## Problem:
Return all lines from the listing below in which the string "amount" occurs.

── Available data

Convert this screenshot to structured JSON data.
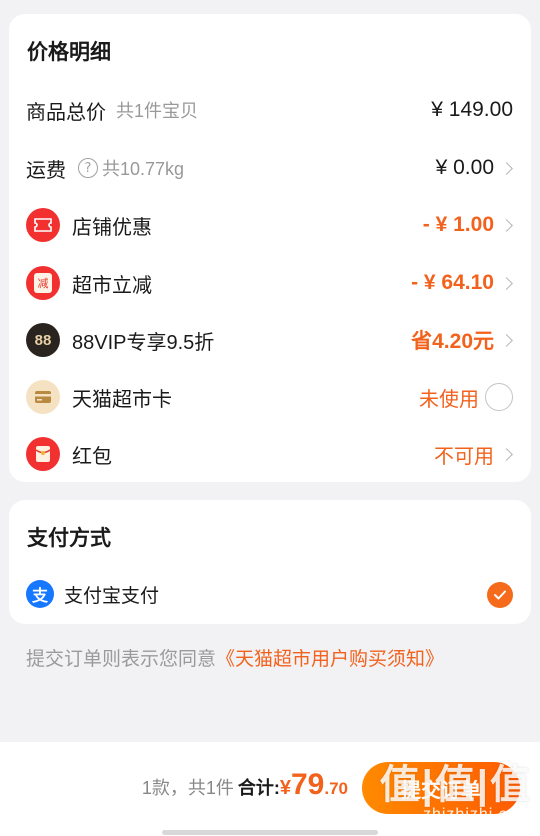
{
  "price_detail": {
    "title": "价格明细",
    "goods_total": {
      "label": "商品总价",
      "sub": "共1件宝贝",
      "amount": "¥ 149.00"
    },
    "shipping": {
      "label": "运费",
      "help_glyph": "?",
      "sub": "共10.77kg",
      "amount": "¥ 0.00"
    },
    "shop_discount": {
      "label": "店铺优惠",
      "amount": "- ¥ 1.00",
      "icon": "ticket-icon"
    },
    "supermarket_discount": {
      "label": "超市立减",
      "amount": "- ¥ 64.10",
      "icon_char": "减"
    },
    "vip": {
      "label": "88VIP专享9.5折",
      "amount": "省4.20元",
      "icon_text": "88"
    },
    "tmall_card": {
      "label": "天猫超市卡",
      "status": "未使用",
      "icon": "card-icon"
    },
    "red_packet": {
      "label": "红包",
      "status": "不可用",
      "icon": "red-envelope-icon"
    }
  },
  "payment": {
    "title": "支付方式",
    "method": {
      "label": "支付宝支付",
      "icon_char": "支",
      "selected": true
    }
  },
  "agreement": {
    "text": "提交订单则表示您同意",
    "link": "《天猫超市用户购买须知》"
  },
  "bottom_bar": {
    "count": "1款，共1件",
    "total_label": "合计:",
    "currency": "¥",
    "total_int": "79",
    "total_dec": ".70",
    "submit_label": "提交订单"
  },
  "watermark": {
    "big": "值|值|值",
    "small": "zhizhizhi.com"
  },
  "colors": {
    "accent": "#f2621d",
    "discount_red": "#f23030",
    "alipay_blue": "#1677ff",
    "background": "#f2f2f4"
  }
}
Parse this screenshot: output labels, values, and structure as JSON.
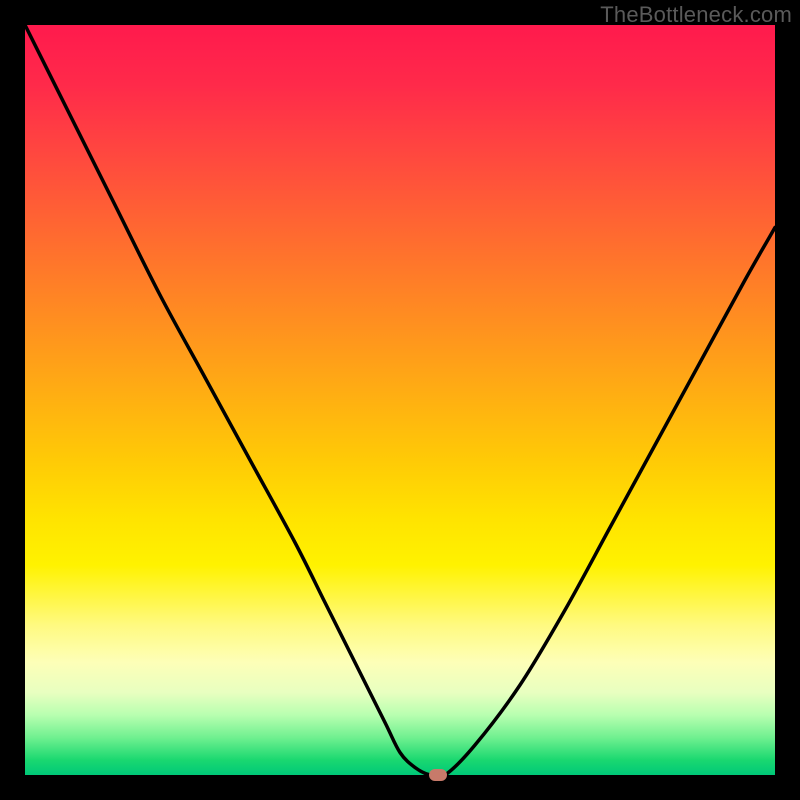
{
  "watermark": "TheBottleneck.com",
  "chart_data": {
    "type": "line",
    "title": "",
    "xlabel": "",
    "ylabel": "",
    "xlim": [
      0,
      100
    ],
    "ylim": [
      0,
      100
    ],
    "grid": false,
    "legend": false,
    "series": [
      {
        "name": "bottleneck-curve",
        "x": [
          0,
          6,
          12,
          18,
          24,
          30,
          36,
          40,
          44,
          48,
          50,
          52,
          54,
          56,
          60,
          66,
          72,
          78,
          84,
          90,
          96,
          100
        ],
        "values": [
          100,
          88,
          76,
          64,
          53,
          42,
          31,
          23,
          15,
          7,
          3,
          1,
          0,
          0,
          4,
          12,
          22,
          33,
          44,
          55,
          66,
          73
        ]
      }
    ],
    "marker": {
      "x": 55,
      "y": 0,
      "color": "#c77a6a"
    },
    "gradient_stops": [
      {
        "pos": 0,
        "color": "#ff1a4d"
      },
      {
        "pos": 50,
        "color": "#ffca06"
      },
      {
        "pos": 75,
        "color": "#fff200"
      },
      {
        "pos": 100,
        "color": "#00c878"
      }
    ]
  }
}
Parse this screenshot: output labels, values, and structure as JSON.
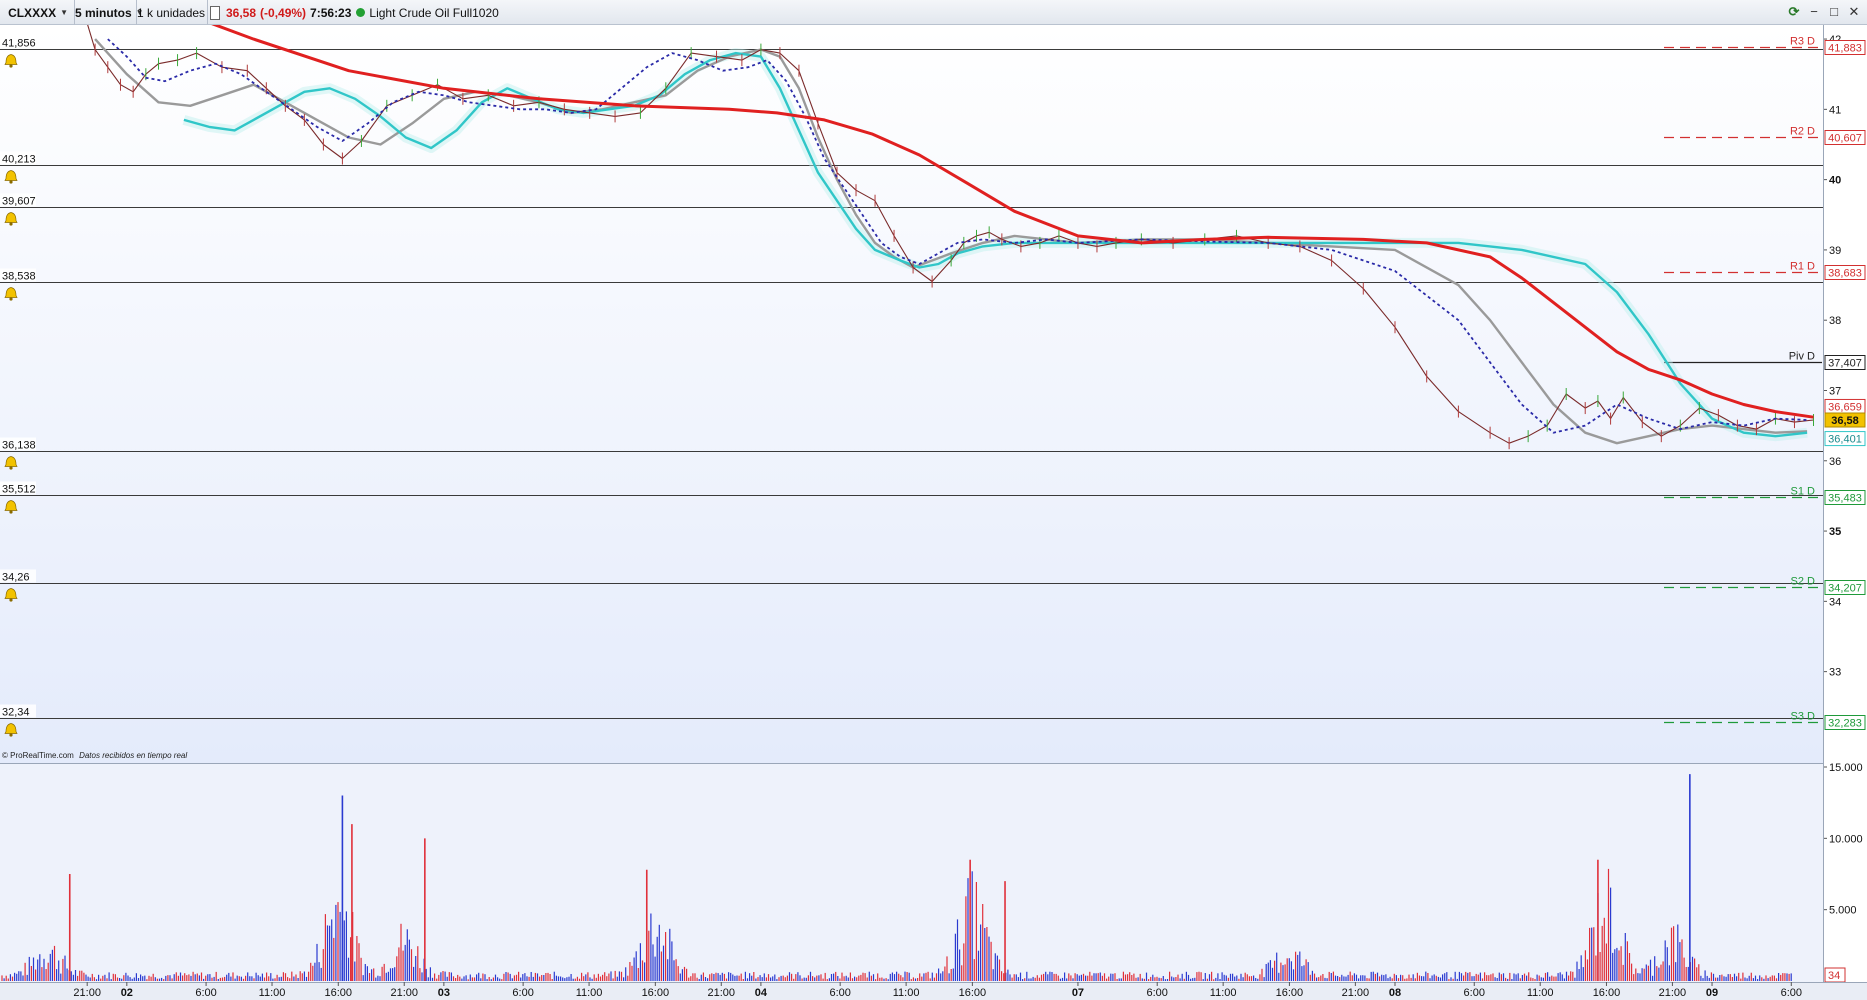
{
  "toolbar": {
    "symbol": "CLXXXX",
    "interval": "5 minutos",
    "units": "1 k unidades",
    "last_price": "36,58",
    "change": "(-0,49%)",
    "time": "7:56:23",
    "instrument": "Light Crude Oil Full1020",
    "status_color": "#22a033",
    "refresh_icon": "refresh-icon",
    "minimize_icon": "minimize-icon",
    "maximize_icon": "maximize-icon",
    "close_icon": "close-icon"
  },
  "footer": {
    "source_brand": "© ProRealTime.com",
    "source_note": "Datos recibidos en tiempo real"
  },
  "colors": {
    "sma_long": "#e02020",
    "sma_mid": "#9a9a9a",
    "ma_fast": "#30c6c8",
    "ma_dotted": "#2a2aa8",
    "pivot_resistance": "#d23030",
    "pivot_support": "#1f9a3a",
    "pivot": "#222222",
    "volume_up": "#e0303a",
    "volume_down": "#2a3ad0"
  },
  "chart_data": {
    "type": "line",
    "ylim": [
      31.7,
      42.2
    ],
    "y_ticks": [
      {
        "value": 42,
        "label": "42"
      },
      {
        "value": 41,
        "label": "41"
      },
      {
        "value": 40,
        "label": "40",
        "bold": true
      },
      {
        "value": 39,
        "label": "39"
      },
      {
        "value": 38,
        "label": "38"
      },
      {
        "value": 37,
        "label": "37"
      },
      {
        "value": 36,
        "label": "36"
      },
      {
        "value": 35,
        "label": "35",
        "bold": true
      },
      {
        "value": 34,
        "label": "34"
      },
      {
        "value": 33,
        "label": "33"
      }
    ],
    "x_domain": [
      -0.4,
      5.35
    ],
    "x_ticks": [
      {
        "t": -0.125,
        "label": "21:00"
      },
      {
        "t": 0.0,
        "label": "02",
        "bold": true
      },
      {
        "t": 0.25,
        "label": "6:00"
      },
      {
        "t": 0.458,
        "label": "11:00"
      },
      {
        "t": 0.667,
        "label": "16:00"
      },
      {
        "t": 0.875,
        "label": "21:00"
      },
      {
        "t": 1.0,
        "label": "03",
        "bold": true
      },
      {
        "t": 1.25,
        "label": "6:00"
      },
      {
        "t": 1.458,
        "label": "11:00"
      },
      {
        "t": 1.667,
        "label": "16:00"
      },
      {
        "t": 1.875,
        "label": "21:00"
      },
      {
        "t": 2.0,
        "label": "04",
        "bold": true
      },
      {
        "t": 2.25,
        "label": "6:00"
      },
      {
        "t": 2.458,
        "label": "11:00"
      },
      {
        "t": 2.667,
        "label": "16:00"
      },
      {
        "t": 3.0,
        "label": "07",
        "bold": true
      },
      {
        "t": 3.25,
        "label": "6:00"
      },
      {
        "t": 3.458,
        "label": "11:00"
      },
      {
        "t": 3.667,
        "label": "16:00"
      },
      {
        "t": 3.875,
        "label": "21:00"
      },
      {
        "t": 4.0,
        "label": "08",
        "bold": true
      },
      {
        "t": 4.25,
        "label": "6:00"
      },
      {
        "t": 4.458,
        "label": "11:00"
      },
      {
        "t": 4.667,
        "label": "16:00"
      },
      {
        "t": 4.875,
        "label": "21:00"
      },
      {
        "t": 5.0,
        "label": "09",
        "bold": true
      },
      {
        "t": 5.25,
        "label": "6:00"
      }
    ],
    "alert_levels": [
      {
        "value": 41.856,
        "label": "41,856"
      },
      {
        "value": 40.213,
        "label": "40,213"
      },
      {
        "value": 39.607,
        "label": "39,607"
      },
      {
        "value": 38.538,
        "label": "38,538"
      },
      {
        "value": 36.138,
        "label": "36,138"
      },
      {
        "value": 35.512,
        "label": "35,512"
      },
      {
        "value": 34.26,
        "label": "34,26"
      },
      {
        "value": 32.34,
        "label": "32,34"
      }
    ],
    "pivots": [
      {
        "name": "R3 D",
        "value": 41.883,
        "label": "41,883",
        "kind": "resistance"
      },
      {
        "name": "R2 D",
        "value": 40.607,
        "label": "40,607",
        "kind": "resistance"
      },
      {
        "name": "R1 D",
        "value": 38.683,
        "label": "38,683",
        "kind": "resistance"
      },
      {
        "name": "Piv D",
        "value": 37.407,
        "label": "37,407",
        "kind": "pivot"
      },
      {
        "name": "S1 D",
        "value": 35.483,
        "label": "35,483",
        "kind": "support"
      },
      {
        "name": "S2 D",
        "value": 34.207,
        "label": "34,207",
        "kind": "support"
      },
      {
        "name": "S3 D",
        "value": 32.283,
        "label": "32,283",
        "kind": "support"
      }
    ],
    "price_labels": [
      {
        "value": 36.659,
        "label": "36,659",
        "kind": "red"
      },
      {
        "value": 36.58,
        "label": "36,58",
        "kind": "current"
      },
      {
        "value": 36.401,
        "label": "36,401",
        "kind": "cyan"
      }
    ],
    "series": [
      {
        "key": "price",
        "x": [
          -0.13,
          -0.1,
          -0.06,
          -0.02,
          0.02,
          0.06,
          0.1,
          0.16,
          0.22,
          0.3,
          0.38,
          0.44,
          0.5,
          0.56,
          0.62,
          0.68,
          0.74,
          0.82,
          0.9,
          0.98,
          1.06,
          1.14,
          1.22,
          1.3,
          1.38,
          1.46,
          1.54,
          1.62,
          1.7,
          1.78,
          1.86,
          1.94,
          2.0,
          2.06,
          2.12,
          2.18,
          2.24,
          2.3,
          2.36,
          2.42,
          2.48,
          2.54,
          2.6,
          2.64,
          2.68,
          2.72,
          2.76,
          2.82,
          2.88,
          2.94,
          3.0,
          3.06,
          3.12,
          3.2,
          3.3,
          3.4,
          3.5,
          3.6,
          3.7,
          3.8,
          3.9,
          4.0,
          4.1,
          4.2,
          4.3,
          4.36,
          4.42,
          4.48,
          4.54,
          4.6,
          4.64,
          4.68,
          4.72,
          4.78,
          4.84,
          4.9,
          4.96,
          5.02,
          5.08,
          5.14,
          5.2,
          5.26,
          5.32
        ],
        "values": [
          42.3,
          41.85,
          41.6,
          41.35,
          41.25,
          41.5,
          41.65,
          41.7,
          41.8,
          41.6,
          41.55,
          41.3,
          41.05,
          40.85,
          40.5,
          40.3,
          40.55,
          41.05,
          41.2,
          41.35,
          41.15,
          41.2,
          41.05,
          41.1,
          41.0,
          40.95,
          40.9,
          40.95,
          41.3,
          41.8,
          41.75,
          41.7,
          41.85,
          41.8,
          41.55,
          40.8,
          40.1,
          39.85,
          39.7,
          39.2,
          38.75,
          38.55,
          38.85,
          39.1,
          39.2,
          39.25,
          39.15,
          39.05,
          39.1,
          39.2,
          39.1,
          39.05,
          39.1,
          39.15,
          39.1,
          39.15,
          39.2,
          39.1,
          39.05,
          38.85,
          38.45,
          37.9,
          37.2,
          36.7,
          36.4,
          36.25,
          36.35,
          36.5,
          36.95,
          36.75,
          36.85,
          36.6,
          36.9,
          36.55,
          36.35,
          36.5,
          36.75,
          36.65,
          36.5,
          36.45,
          36.6,
          36.55,
          36.58
        ]
      },
      {
        "key": "sma_long",
        "x": [
          -0.4,
          0.1,
          0.4,
          0.7,
          1.0,
          1.3,
          1.6,
          1.9,
          2.05,
          2.2,
          2.35,
          2.5,
          2.65,
          2.8,
          3.0,
          3.2,
          3.4,
          3.6,
          3.9,
          4.1,
          4.3,
          4.4,
          4.5,
          4.6,
          4.7,
          4.8,
          4.9,
          5.0,
          5.1,
          5.2,
          5.32
        ],
        "values": [
          43.3,
          42.5,
          42.0,
          41.55,
          41.3,
          41.15,
          41.05,
          41.0,
          40.95,
          40.85,
          40.65,
          40.35,
          39.95,
          39.55,
          39.2,
          39.1,
          39.15,
          39.18,
          39.15,
          39.1,
          38.9,
          38.6,
          38.25,
          37.9,
          37.55,
          37.3,
          37.15,
          36.95,
          36.8,
          36.7,
          36.62
        ]
      },
      {
        "key": "sma_mid",
        "x": [
          -0.1,
          0.0,
          0.1,
          0.2,
          0.3,
          0.4,
          0.5,
          0.6,
          0.7,
          0.8,
          0.9,
          1.0,
          1.1,
          1.2,
          1.3,
          1.4,
          1.5,
          1.6,
          1.7,
          1.8,
          1.9,
          2.0,
          2.06,
          2.12,
          2.18,
          2.24,
          2.3,
          2.36,
          2.42,
          2.48,
          2.54,
          2.6,
          2.7,
          2.8,
          2.9,
          3.0,
          3.2,
          3.4,
          3.6,
          3.8,
          4.0,
          4.2,
          4.3,
          4.4,
          4.5,
          4.6,
          4.7,
          4.8,
          4.9,
          5.0,
          5.1,
          5.2,
          5.3
        ],
        "values": [
          42.0,
          41.5,
          41.1,
          41.05,
          41.2,
          41.35,
          41.1,
          40.85,
          40.6,
          40.5,
          40.8,
          41.15,
          41.25,
          41.2,
          41.1,
          40.95,
          41.0,
          41.1,
          41.2,
          41.55,
          41.75,
          41.85,
          41.75,
          41.3,
          40.6,
          40.0,
          39.5,
          39.1,
          38.9,
          38.75,
          38.85,
          38.95,
          39.1,
          39.2,
          39.15,
          39.1,
          39.15,
          39.15,
          39.1,
          39.05,
          39.0,
          38.5,
          38.0,
          37.4,
          36.8,
          36.4,
          36.25,
          36.35,
          36.45,
          36.5,
          36.45,
          36.4,
          36.42
        ]
      },
      {
        "key": "ma_fast",
        "x": [
          0.18,
          0.26,
          0.34,
          0.4,
          0.48,
          0.56,
          0.64,
          0.72,
          0.8,
          0.88,
          0.96,
          1.04,
          1.12,
          1.2,
          1.28,
          1.36,
          1.44,
          1.52,
          1.6,
          1.68,
          1.76,
          1.84,
          1.92,
          2.0,
          2.06,
          2.12,
          2.18,
          2.24,
          2.3,
          2.36,
          2.44,
          2.5,
          2.56,
          2.62,
          2.7,
          2.8,
          2.9,
          3.0,
          3.2,
          3.4,
          3.6,
          3.8,
          4.0,
          4.2,
          4.4,
          4.6,
          4.7,
          4.8,
          4.9,
          5.0,
          5.1,
          5.2,
          5.3
        ],
        "values": [
          40.85,
          40.75,
          40.7,
          40.85,
          41.05,
          41.25,
          41.3,
          41.15,
          40.9,
          40.6,
          40.45,
          40.7,
          41.1,
          41.3,
          41.15,
          41.0,
          40.95,
          41.0,
          41.05,
          41.2,
          41.5,
          41.7,
          41.8,
          41.75,
          41.3,
          40.7,
          40.1,
          39.7,
          39.3,
          39.0,
          38.85,
          38.75,
          38.8,
          38.95,
          39.05,
          39.1,
          39.1,
          39.1,
          39.1,
          39.1,
          39.1,
          39.1,
          39.1,
          39.1,
          39.0,
          38.8,
          38.4,
          37.8,
          37.1,
          36.6,
          36.4,
          36.35,
          36.4
        ]
      },
      {
        "key": "ma_dotted",
        "x": [
          -0.06,
          0.0,
          0.06,
          0.12,
          0.2,
          0.28,
          0.36,
          0.44,
          0.52,
          0.6,
          0.68,
          0.76,
          0.84,
          0.92,
          1.0,
          1.08,
          1.16,
          1.24,
          1.32,
          1.4,
          1.48,
          1.56,
          1.64,
          1.72,
          1.8,
          1.88,
          1.96,
          2.02,
          2.08,
          2.14,
          2.2,
          2.26,
          2.32,
          2.38,
          2.44,
          2.5,
          2.56,
          2.62,
          2.7,
          2.8,
          2.9,
          3.0,
          3.2,
          3.4,
          3.6,
          3.8,
          4.0,
          4.2,
          4.3,
          4.4,
          4.5,
          4.6,
          4.7,
          4.8,
          4.9,
          5.0,
          5.1,
          5.2,
          5.3
        ],
        "values": [
          42.0,
          41.75,
          41.45,
          41.4,
          41.55,
          41.65,
          41.5,
          41.25,
          41.0,
          40.75,
          40.55,
          40.8,
          41.1,
          41.25,
          41.2,
          41.1,
          41.05,
          41.0,
          41.0,
          40.95,
          41.0,
          41.3,
          41.6,
          41.8,
          41.7,
          41.55,
          41.6,
          41.7,
          41.4,
          40.9,
          40.3,
          39.9,
          39.5,
          39.1,
          38.9,
          38.8,
          38.95,
          39.1,
          39.15,
          39.1,
          39.15,
          39.1,
          39.15,
          39.12,
          39.1,
          39.0,
          38.7,
          38.0,
          37.4,
          36.8,
          36.4,
          36.5,
          36.8,
          36.6,
          36.45,
          36.55,
          36.5,
          36.6,
          36.58
        ]
      }
    ],
    "volume": {
      "ylim": [
        0,
        15000
      ],
      "ticks": [
        {
          "value": 15000,
          "label": "15.000"
        },
        {
          "value": 10000,
          "label": "10.000"
        },
        {
          "value": 5000,
          "label": "5.000"
        },
        {
          "value": 34,
          "label": "34"
        }
      ],
      "clusters": [
        {
          "t": -0.25,
          "level": 2500
        },
        {
          "t": 0.667,
          "level": 7000
        },
        {
          "t": 0.875,
          "level": 3500
        },
        {
          "t": 1.667,
          "level": 5000
        },
        {
          "t": 2.667,
          "level": 6500
        },
        {
          "t": 3.667,
          "level": 2200
        },
        {
          "t": 4.667,
          "level": 7000
        },
        {
          "t": 4.875,
          "level": 3500
        }
      ],
      "peaks": [
        {
          "t": 0.68,
          "value": 13000
        },
        {
          "t": 0.71,
          "value": 11000
        },
        {
          "t": 0.94,
          "value": 10000
        },
        {
          "t": -0.18,
          "value": 7500
        },
        {
          "t": 1.64,
          "value": 7800
        },
        {
          "t": 2.66,
          "value": 8500
        },
        {
          "t": 2.77,
          "value": 7000
        },
        {
          "t": 4.64,
          "value": 8500
        },
        {
          "t": 4.93,
          "value": 14500
        }
      ],
      "last_value": "34"
    }
  }
}
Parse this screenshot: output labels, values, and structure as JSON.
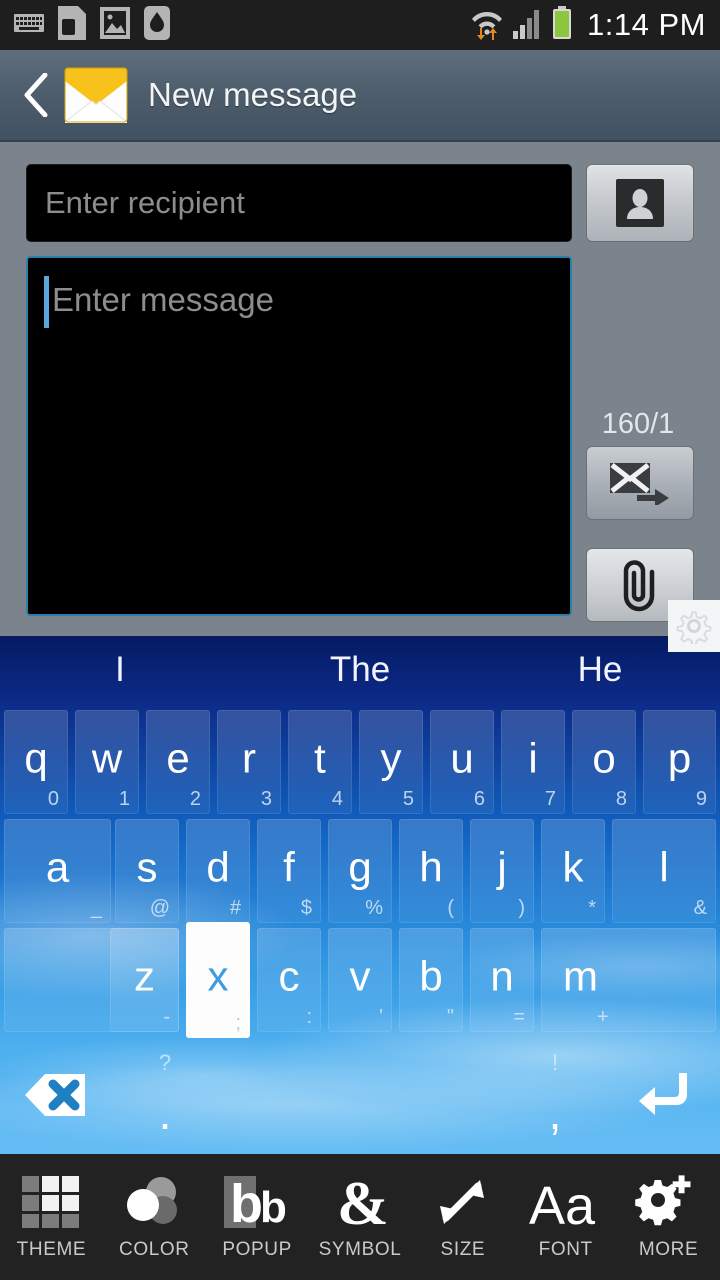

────

## Response box:
      "amount": "¥ 149.00"
      "amount": "¥ 0.00"
      "amount": "- ¥ 1.00",
      "amount": "- ¥ 64.10",
      "amount": "省4.20元",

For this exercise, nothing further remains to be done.